New owner watches the trendsHallmark store changes hands
By: Scott Wente, South Washington County Bulletin
The challenging thing about the gift shop business is that nobody
“It’s not like the grocery store where you have to go every week, and so we work hard to make it more exciting and more fun to keep people coming back regularly,” said Brad Boogren, who now runs the store at 7282 E. Point Douglas Road near Rainbow Foods and American Motorsports Bar and Grill.
Rubber bands in all colors and shapes that kids like to trade and Japanese collectible erasers are the hot items right now, he said.
Boogren, along with partner Jon Goodrich, bought the Cottage Grove store and the Hastings Hallmark store from Ric and Judy Claydon on July 1.
Boogren may have some new stores, but the Cottage Grove resident is definitely not new to the business.
His parents owned a drug store in St. Paul, which expanded to include a Hallmark section in the mid-‘70s, and then Boogren opened his own Hallmark Gold Crown store in White Bear Lake in 1988.
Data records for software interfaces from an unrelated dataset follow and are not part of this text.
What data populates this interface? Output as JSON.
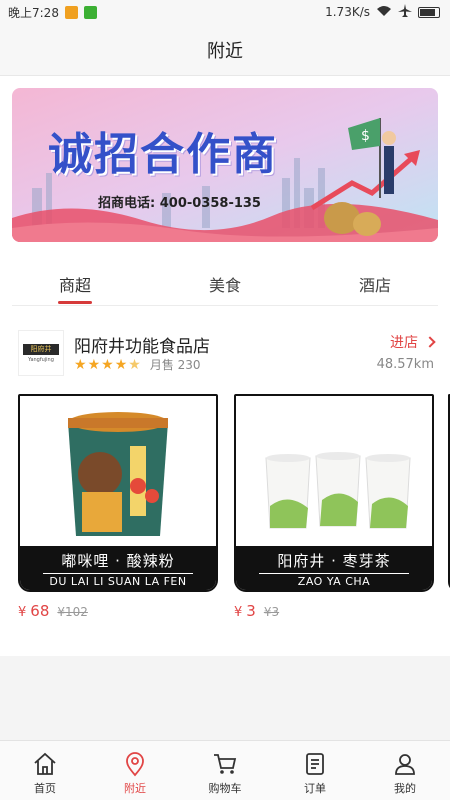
{
  "status_bar": {
    "time": "晚上7:28",
    "network_speed": "1.73K/s",
    "icons": [
      "notification-icon",
      "wechat-icon",
      "wifi-icon",
      "airplane-icon",
      "battery-icon"
    ]
  },
  "header": {
    "title": "附近"
  },
  "banner": {
    "headline": "诚招合作商",
    "hotline": "招商电话: 400-0358-135"
  },
  "tabs": [
    {
      "label": "商超",
      "active": true
    },
    {
      "label": "美食",
      "active": false
    },
    {
      "label": "酒店",
      "active": false
    }
  ],
  "store": {
    "logo_text": "阳府井",
    "logo_sub": "Yangfujing",
    "name": "阳府井功能食品店",
    "rating": 4.5,
    "monthly_sales": "月售 230",
    "enter_label": "进店",
    "distance": "48.57km"
  },
  "products": [
    {
      "name_cn": "嘟咪哩 · 酸辣粉",
      "name_en": "DU LAI LI SUAN LA FEN",
      "currency": "¥",
      "price": "68",
      "original_price": "¥102"
    },
    {
      "name_cn": "阳府井 · 枣芽茶",
      "name_en": "ZAO YA CHA",
      "currency": "¥",
      "price": "3",
      "original_price": "¥3"
    }
  ],
  "tab_bar": [
    {
      "label": "首页",
      "icon": "home-icon",
      "active": false
    },
    {
      "label": "附近",
      "icon": "location-pin-icon",
      "active": true
    },
    {
      "label": "购物车",
      "icon": "cart-icon",
      "active": false
    },
    {
      "label": "订单",
      "icon": "order-list-icon",
      "active": false
    },
    {
      "label": "我的",
      "icon": "user-icon",
      "active": false
    }
  ],
  "colors": {
    "accent": "#e14545",
    "star": "#f5a623",
    "card_border": "#111111"
  }
}
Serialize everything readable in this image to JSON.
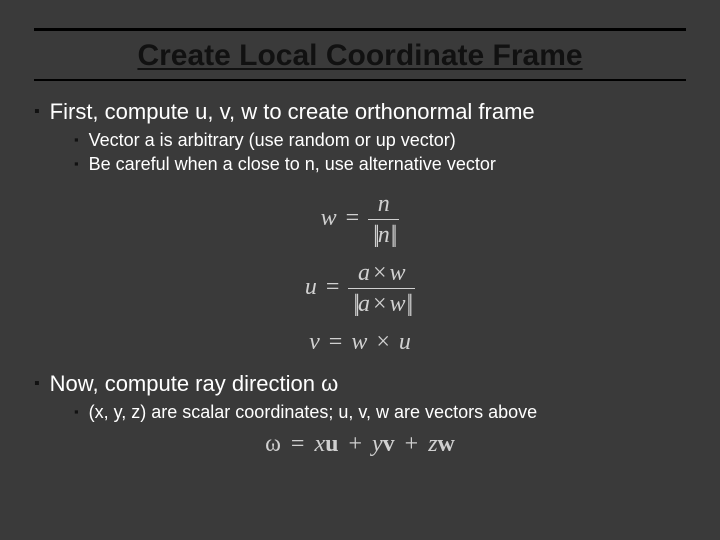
{
  "title": "Create Local Coordinate Frame",
  "bullets": {
    "b1": "First, compute u, v, w to create orthonormal frame",
    "b1a": "Vector a is arbitrary (use random or up vector)",
    "b1b": "Be careful when a close to n, use alternative vector",
    "b2": "Now, compute ray direction ω",
    "b2a": "(x, y, z) are scalar coordinates; u, v, w are vectors above"
  },
  "eq": {
    "w_lhs": "w",
    "w_num": "n",
    "w_den": "n",
    "u_lhs": "u",
    "u_num_a": "a",
    "u_num_w": "w",
    "u_den_a": "a",
    "u_den_w": "w",
    "v_lhs": "v",
    "v_rhs_w": "w",
    "v_rhs_u": "u",
    "omega": "ω",
    "x": "x",
    "y": "y",
    "z": "z",
    "uu": "u",
    "vv": "v",
    "ww": "w",
    "eq_sign": "=",
    "plus": "+",
    "times": "×"
  }
}
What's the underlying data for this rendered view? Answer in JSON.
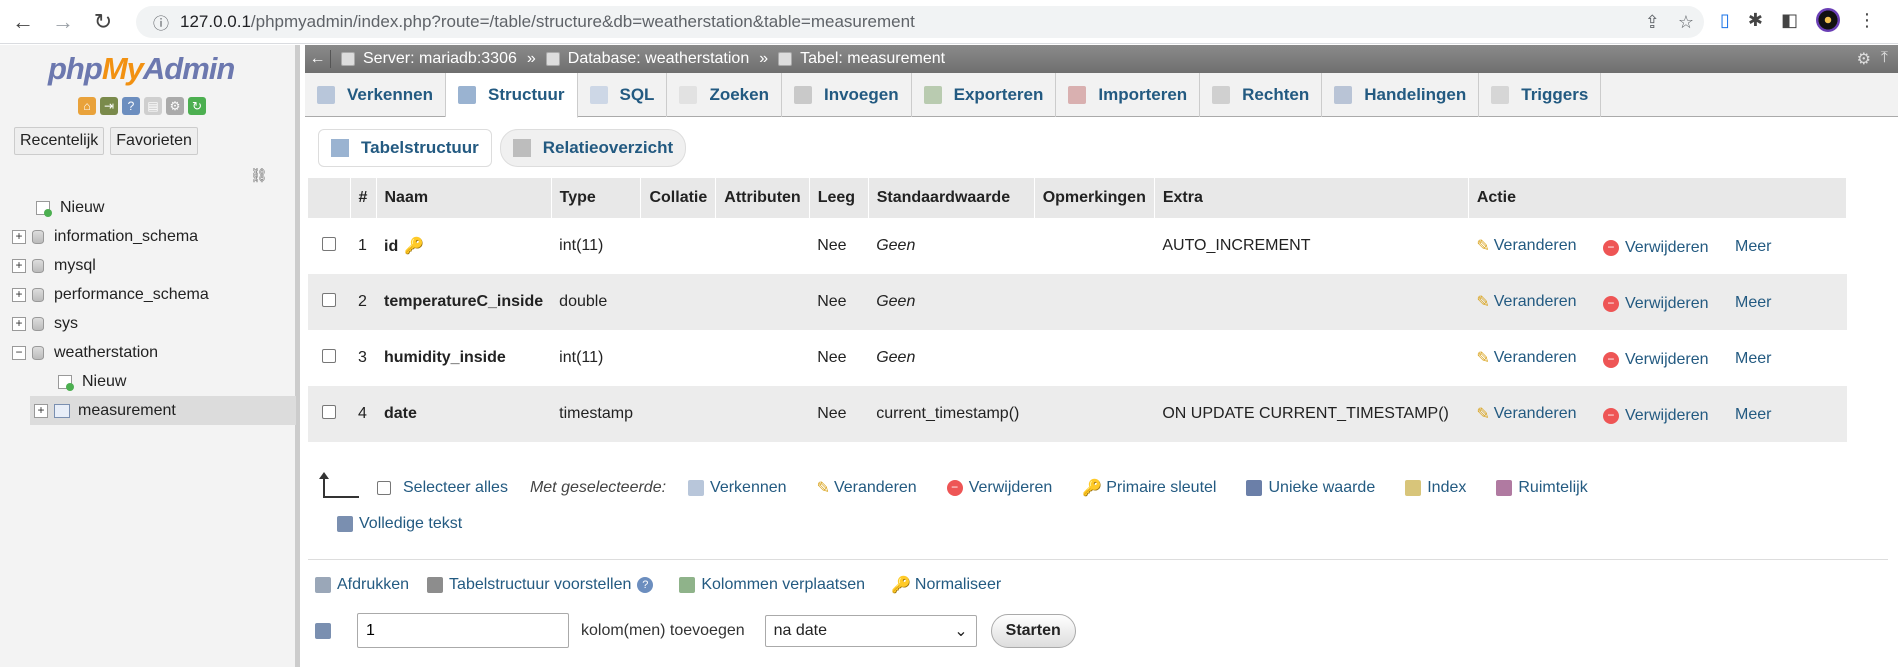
{
  "browser": {
    "url_host": "127.0.0.1",
    "url_rest": "/phpmyadmin/index.php?route=/table/structure&db=weatherstation&table=measurement"
  },
  "nav": {
    "logo_php": "php",
    "logo_my": "My",
    "logo_admin": "Admin",
    "recent": "Recentelijk",
    "favorites": "Favorieten",
    "tree": {
      "new": "Nieuw",
      "dbs": [
        "information_schema",
        "mysql",
        "performance_schema",
        "sys"
      ],
      "active_db": "weatherstation",
      "child_new": "Nieuw",
      "child_table": "measurement"
    }
  },
  "breadcrumb": {
    "server": "Server: mariadb:3306",
    "database": "Database: weatherstation",
    "table": "Tabel: measurement",
    "sep": "»"
  },
  "tabs": [
    "Verkennen",
    "Structuur",
    "SQL",
    "Zoeken",
    "Invoegen",
    "Exporteren",
    "Importeren",
    "Rechten",
    "Handelingen",
    "Triggers"
  ],
  "subtabs": [
    "Tabelstructuur",
    "Relatieoverzicht"
  ],
  "columns": [
    "#",
    "Naam",
    "Type",
    "Collatie",
    "Attributen",
    "Leeg",
    "Standaardwaarde",
    "Opmerkingen",
    "Extra",
    "Actie"
  ],
  "rows": [
    {
      "num": "1",
      "name": "id",
      "type": "int(11)",
      "null": "Nee",
      "default": "Geen",
      "extra": "AUTO_INCREMENT"
    },
    {
      "num": "2",
      "name": "temperatureC_inside",
      "type": "double",
      "null": "Nee",
      "default": "Geen",
      "extra": ""
    },
    {
      "num": "3",
      "name": "humidity_inside",
      "type": "int(11)",
      "null": "Nee",
      "default": "Geen",
      "extra": ""
    },
    {
      "num": "4",
      "name": "date",
      "type": "timestamp",
      "null": "Nee",
      "default": "current_timestamp()",
      "extra": "ON UPDATE CURRENT_TIMESTAMP()"
    }
  ],
  "actions": {
    "change": "Veranderen",
    "drop": "Verwijderen",
    "more": "Meer"
  },
  "bulk": {
    "select_all": "Selecteer alles",
    "with_selected": "Met geselecteerde:",
    "items": [
      "Verkennen",
      "Veranderen",
      "Verwijderen",
      "Primaire sleutel",
      "Unieke waarde",
      "Index",
      "Ruimtelijk"
    ],
    "fulltext": "Volledige tekst"
  },
  "bottom": {
    "print": "Afdrukken",
    "propose": "Tabelstructuur voorstellen",
    "move": "Kolommen verplaatsen",
    "normalize": "Normaliseer"
  },
  "add": {
    "count": "1",
    "label": "kolom(men) toevoegen",
    "position": "na date",
    "go": "Starten"
  },
  "colors": {
    "link": "#235a81",
    "accent": "#f29111"
  }
}
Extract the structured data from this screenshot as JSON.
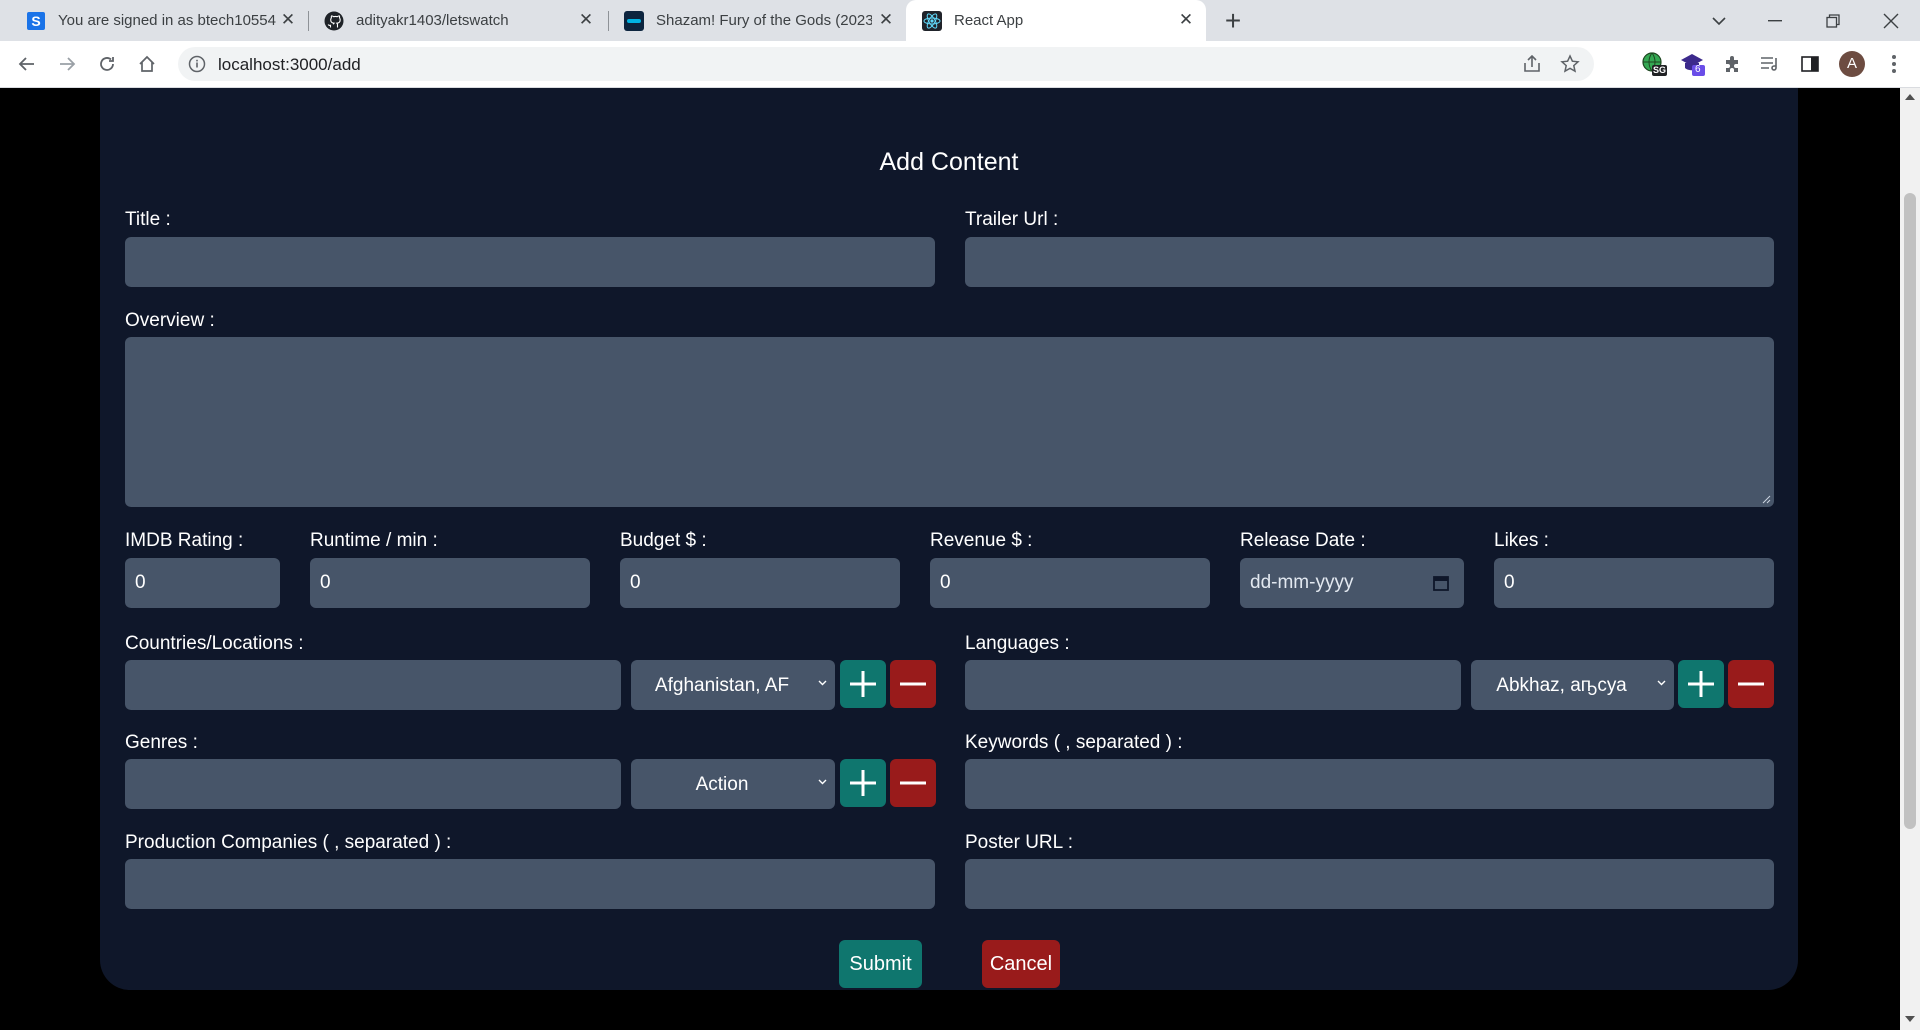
{
  "browser": {
    "tabs": [
      {
        "title": "You are signed in as btech10554",
        "icon": "s-letter-icon"
      },
      {
        "title": "adityakr1403/letswatch",
        "icon": "github-icon"
      },
      {
        "title": "Shazam! Fury of the Gods (2023)",
        "icon": "movie-site-icon"
      },
      {
        "title": "React App",
        "icon": "react-icon"
      }
    ],
    "url": "localhost:3000/add",
    "profile_initial": "A",
    "ext_badge_1": "SG",
    "ext_badge_2": "6"
  },
  "form": {
    "heading": "Add Content",
    "labels": {
      "title": "Title :",
      "trailer": "Trailer Url :",
      "overview": "Overview :",
      "imdb": "IMDB Rating :",
      "runtime": "Runtime / min :",
      "budget": "Budget $ :",
      "revenue": "Revenue $ :",
      "release": "Release Date :",
      "likes": "Likes :",
      "countries": "Countries/Locations :",
      "languages": "Languages :",
      "genres": "Genres :",
      "keywords": "Keywords ( , separated ) :",
      "companies": "Production Companies ( , separated ) :",
      "poster": "Poster URL :"
    },
    "values": {
      "imdb": "0",
      "runtime": "0",
      "budget": "0",
      "revenue": "0",
      "release_placeholder": "dd-mm-yyyy",
      "likes": "0"
    },
    "selects": {
      "country": "Afghanistan, AF",
      "language": "Abkhaz, аҧсуа",
      "genre": "Action"
    },
    "buttons": {
      "submit": "Submit",
      "cancel": "Cancel"
    }
  },
  "colors": {
    "card_bg": "#0f172a",
    "field_bg": "#475569",
    "add_green": "#0f766e",
    "remove_red": "#991b1b"
  }
}
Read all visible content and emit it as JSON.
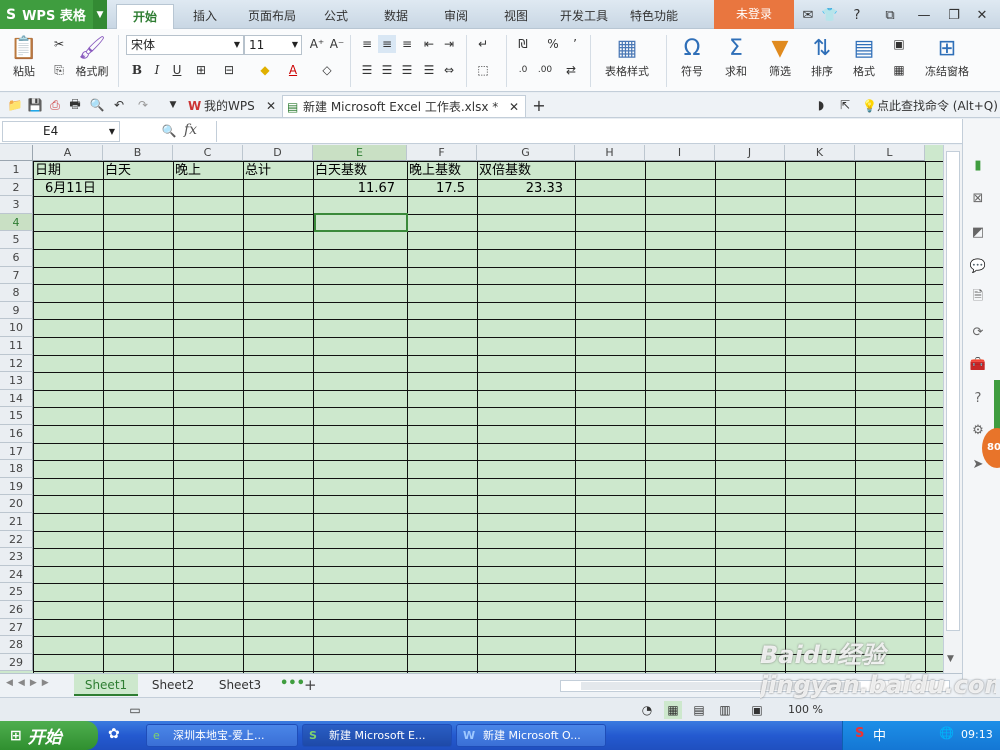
{
  "title_bar": {
    "app_name": "WPS 表格",
    "tabs": [
      "开始",
      "插入",
      "页面布局",
      "公式",
      "数据",
      "审阅",
      "视图",
      "开发工具",
      "特色功能"
    ],
    "active_tab": "开始",
    "login_label": "未登录",
    "help_label": "?"
  },
  "ribbon": {
    "paste": "粘贴",
    "format_painter": "格式刷",
    "font_name": "宋体",
    "font_size": "11",
    "table_style": "表格样式",
    "symbol": "符号",
    "sum": "求和",
    "filter": "筛选",
    "sort": "排序",
    "format": "格式",
    "freeze": "冻结窗格",
    "percent": "%"
  },
  "doc_tabs": {
    "tab1": "我的WPS",
    "tab2": "新建 Microsoft Excel 工作表.xlsx *",
    "search_hint": "点此查找命令 (Alt+Q)"
  },
  "formula_bar": {
    "name_box": "E4",
    "fx": "fx",
    "value": ""
  },
  "columns": [
    "A",
    "B",
    "C",
    "D",
    "E",
    "F",
    "G",
    "H",
    "I",
    "J",
    "K",
    "L"
  ],
  "selected_column": "E",
  "rows": [
    "1",
    "2",
    "3",
    "4",
    "5",
    "6",
    "7",
    "8",
    "9",
    "10",
    "11",
    "12",
    "13",
    "14",
    "15",
    "16",
    "17",
    "18",
    "19",
    "20",
    "21",
    "22",
    "23",
    "24",
    "25",
    "26",
    "27",
    "28",
    "29"
  ],
  "selected_row": "4",
  "cells": {
    "A1": "日期",
    "B1": "白天",
    "C1": "晚上",
    "D1": "总计",
    "E1": "白天基数",
    "F1": "晚上基数",
    "G1": "双倍基数",
    "A2": "6月11日",
    "E2": "11.67",
    "F2": "17.5",
    "G2": "23.33"
  },
  "sheets": {
    "tabs": [
      "Sheet1",
      "Sheet2",
      "Sheet3"
    ],
    "active": "Sheet1"
  },
  "status_bar": {
    "zoom": "100 %"
  },
  "side_badge": "80",
  "taskbar": {
    "start": "开始",
    "tasks": [
      "深圳本地宝-爱上...",
      "新建 Microsoft E...",
      "新建 Microsoft O..."
    ],
    "ime": "中",
    "clock": "09:13"
  },
  "watermark": "Baidu经验 jingyan.baidu.com",
  "colors": {
    "grid_bg": "#cde8cd",
    "accent_green": "#3f9d3f",
    "login_orange": "#e9763f",
    "taskbar_blue": "#245ad0"
  }
}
“I grew up in the business, basically,” he said.
The St. Paul store ultimately sold its business to CVS/pharmacy and closed, so Boogren’s company, Borgstrom’s Hallmark (named for the original owner of the St. Paul drug store) now owns three shops.
“It’s a fun business, because we’re really about people sharing their emotions and sharing their feelings,” Boogren said. “It’s a rewarding thing.”
The gift shop business is not without its challenges, Boogren said.
Sales of greeting cards and collectibles have slowed over the past 10 years, due in part to eBay, which gave collectors an alternative to standing in line at stores.
Instead, the store is selling more women’s fashion accessories like purses, scarves and jewelry, kids items like the rubber bands and erasers and technology-driven products like recordable cards and storybooks.
The global economy also affects the business. Labor and shipping container shortages in China have already delayed his fall shipment by about two weeks, he said.
“You don’t realize how one little business — a gift shop — can actually be involved in the whole global economic system,” he said.
The Hallmark store is located near empty retail space that once housed Home Depot and the CGAA Bingo Hall. That concerned Boogren a little, but he said it reassured him that his other neighbors, American Motorsports Bar and Grill and MGM Liquor Warehouse seemed to be successful.
Still, he said he’d be happy to see something move into the Home Depot site soon, and he plans to stay busy keeping up with the “next big thing” and stocking it in his stores.
“Every time I think I have things figured out, something changes,” he said. “That’s what makes it exciting, because it’s always new and different.”